Stress is not an event but rather a learned, perhaps even a chosen, reaction to an event. Or even just its possibility.
Telling a person undergoing a stress reaction that he has chosen to feel this way can be a great way to have your head taken off. Yet at some level it is true.
Stress is a reaction to an event, not the event itself, and it is a reaction that can in turn be moderated and muted. Not necessarily easily, but it can be done. Exercise, visualization, deep breathing, hypnosis, therapy, counseling, coaching, meditation, distraction, re-focusing or re-framing are all cognitive behavior techniques that can be used to re-learn stress reactions.
My favorite technique is to tell myself that there is some guy on the other side of the world who is not the least concerned about this event, not the least stressed out, couldn’t care less. Of course, my emotions yell back at me: “Okay, that may be but that’s just because it is not happening to him.”
To which my reply is, “You want to be effective? You want to be at your best? Relax and be that non-involved other-side-of-the-world person, at least until you resolve this issue. Don his emotional indifference as if it were armor, use his calm, his tranquility. Lighten up, settle down, Zen your way to success.”
It’s not a panacea but it frequently works and always reduces my anxiety levels, increases my creativity, and boosts my energy or re-directs it in positive ways.
“There is nothing but that thought, does not make it so.”

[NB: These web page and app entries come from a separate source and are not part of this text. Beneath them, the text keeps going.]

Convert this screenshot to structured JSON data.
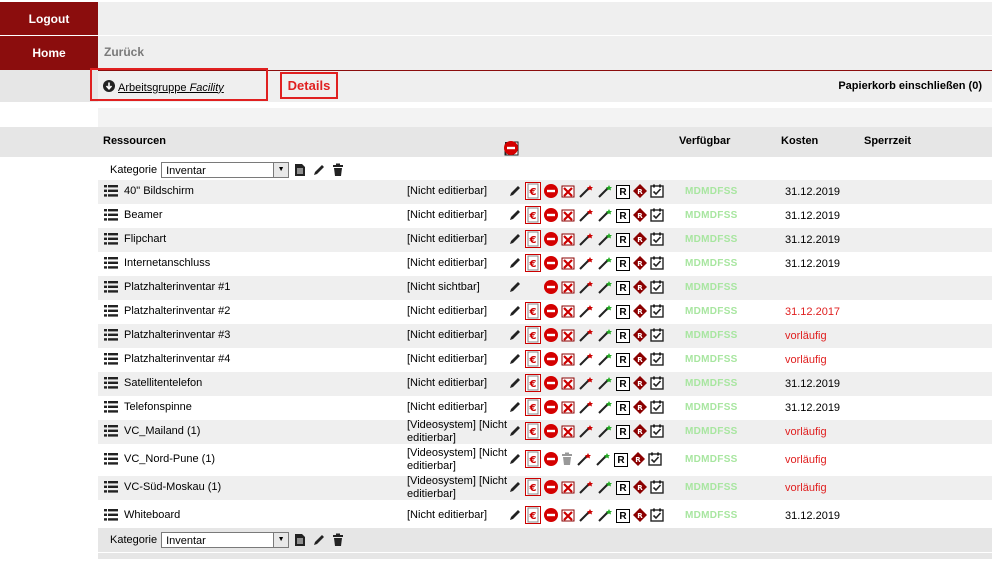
{
  "sidebar": {
    "logout": "Logout",
    "home": "Home"
  },
  "nav": {
    "back": "Zurück",
    "trash_toggle": "Papierkorb einschließen (0)"
  },
  "breadcrumb": {
    "prefix": "Arbeitsgruppe",
    "name": "Facility"
  },
  "annotation": {
    "details": "Details"
  },
  "table": {
    "headers": {
      "resources": "Ressourcen",
      "available": "Verfügbar",
      "costs": "Kosten",
      "lock_time": "Sperrzeit"
    },
    "category_label": "Kategorie",
    "category_value": "Inventar",
    "rows": [
      {
        "name": "40\" Bildschirm",
        "status": "[Nicht editierbar]",
        "cost_icon": true,
        "trash": false,
        "avail": "MDMDFSS",
        "kosten": "31.12.2019",
        "kosten_red": false
      },
      {
        "name": "Beamer",
        "status": "[Nicht editierbar]",
        "cost_icon": true,
        "trash": false,
        "avail": "MDMDFSS",
        "kosten": "31.12.2019",
        "kosten_red": false
      },
      {
        "name": "Flipchart",
        "status": "[Nicht editierbar]",
        "cost_icon": true,
        "trash": false,
        "avail": "MDMDFSS",
        "kosten": "31.12.2019",
        "kosten_red": false
      },
      {
        "name": "Internetanschluss",
        "status": "[Nicht editierbar]",
        "cost_icon": true,
        "trash": false,
        "avail": "MDMDFSS",
        "kosten": "31.12.2019",
        "kosten_red": false
      },
      {
        "name": "Platzhalterinventar #1",
        "status": "[Nicht sichtbar]",
        "cost_icon": false,
        "trash": false,
        "avail": "MDMDFSS",
        "kosten": "",
        "kosten_red": false
      },
      {
        "name": "Platzhalterinventar #2",
        "status": "[Nicht editierbar]",
        "cost_icon": true,
        "trash": false,
        "avail": "MDMDFSS",
        "kosten": "31.12.2017",
        "kosten_red": true
      },
      {
        "name": "Platzhalterinventar #3",
        "status": "[Nicht editierbar]",
        "cost_icon": true,
        "trash": false,
        "avail": "MDMDFSS",
        "kosten": "vorläufig",
        "kosten_red": true
      },
      {
        "name": "Platzhalterinventar #4",
        "status": "[Nicht editierbar]",
        "cost_icon": true,
        "trash": false,
        "avail": "MDMDFSS",
        "kosten": "vorläufig",
        "kosten_red": true
      },
      {
        "name": "Satellitentelefon",
        "status": "[Nicht editierbar]",
        "cost_icon": true,
        "trash": false,
        "avail": "MDMDFSS",
        "kosten": "31.12.2019",
        "kosten_red": false
      },
      {
        "name": "Telefonspinne",
        "status": "[Nicht editierbar]",
        "cost_icon": true,
        "trash": false,
        "avail": "MDMDFSS",
        "kosten": "31.12.2019",
        "kosten_red": false
      },
      {
        "name": "VC_Mailand (1)",
        "status": "[Videosystem] [Nicht editierbar]",
        "cost_icon": true,
        "trash": false,
        "avail": "MDMDFSS",
        "kosten": "vorläufig",
        "kosten_red": true
      },
      {
        "name": "VC_Nord-Pune (1)",
        "status": "[Videosystem] [Nicht editierbar]",
        "cost_icon": true,
        "trash": true,
        "avail": "MDMDFSS",
        "kosten": "vorläufig",
        "kosten_red": true
      },
      {
        "name": "VC-Süd-Moskau (1)",
        "status": "[Videosystem] [Nicht editierbar]",
        "cost_icon": true,
        "trash": false,
        "avail": "MDMDFSS",
        "kosten": "vorläufig",
        "kosten_red": true
      },
      {
        "name": "Whiteboard",
        "status": "[Nicht editierbar]",
        "cost_icon": true,
        "trash": false,
        "avail": "MDMDFSS",
        "kosten": "31.12.2019",
        "kosten_red": false
      }
    ]
  }
}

“As a man thinketh in his heart, so is he.”
“Do the thing you fear and the death of fear is certain.”